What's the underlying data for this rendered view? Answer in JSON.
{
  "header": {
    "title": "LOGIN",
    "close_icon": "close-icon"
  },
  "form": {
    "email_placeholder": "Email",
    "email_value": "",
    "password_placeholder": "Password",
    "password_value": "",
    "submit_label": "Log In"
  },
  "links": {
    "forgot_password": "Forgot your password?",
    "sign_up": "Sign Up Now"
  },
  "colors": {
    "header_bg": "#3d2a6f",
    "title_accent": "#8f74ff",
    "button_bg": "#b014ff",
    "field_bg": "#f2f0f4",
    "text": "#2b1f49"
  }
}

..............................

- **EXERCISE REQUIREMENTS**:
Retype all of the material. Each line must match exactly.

- **RESPONSE TO THE EXERCISE**:
What's the underlying data for this rendered view? Answer in JSON.
{
  "header": {
    "title": "LOGIN",
    "close_icon": "close-icon"
  },
  "form": {
    "email_placeholder": "Email",
    "email_value": "",
    "password_placeholder": "Password",
    "password_value": "",
    "submit_label": "Log In"
  },
  "links": {
    "forgot_password": "Forgot your password?",
    "sign_up": "Sign Up Now"
  },
  "colors": {
    "header_bg": "#3d2a6f",
    "title_accent": "#8f74ff",
    "button_bg": "#b014ff",
    "field_bg": "#f2f0f4",
    "text": "#2b1f49"
  }
}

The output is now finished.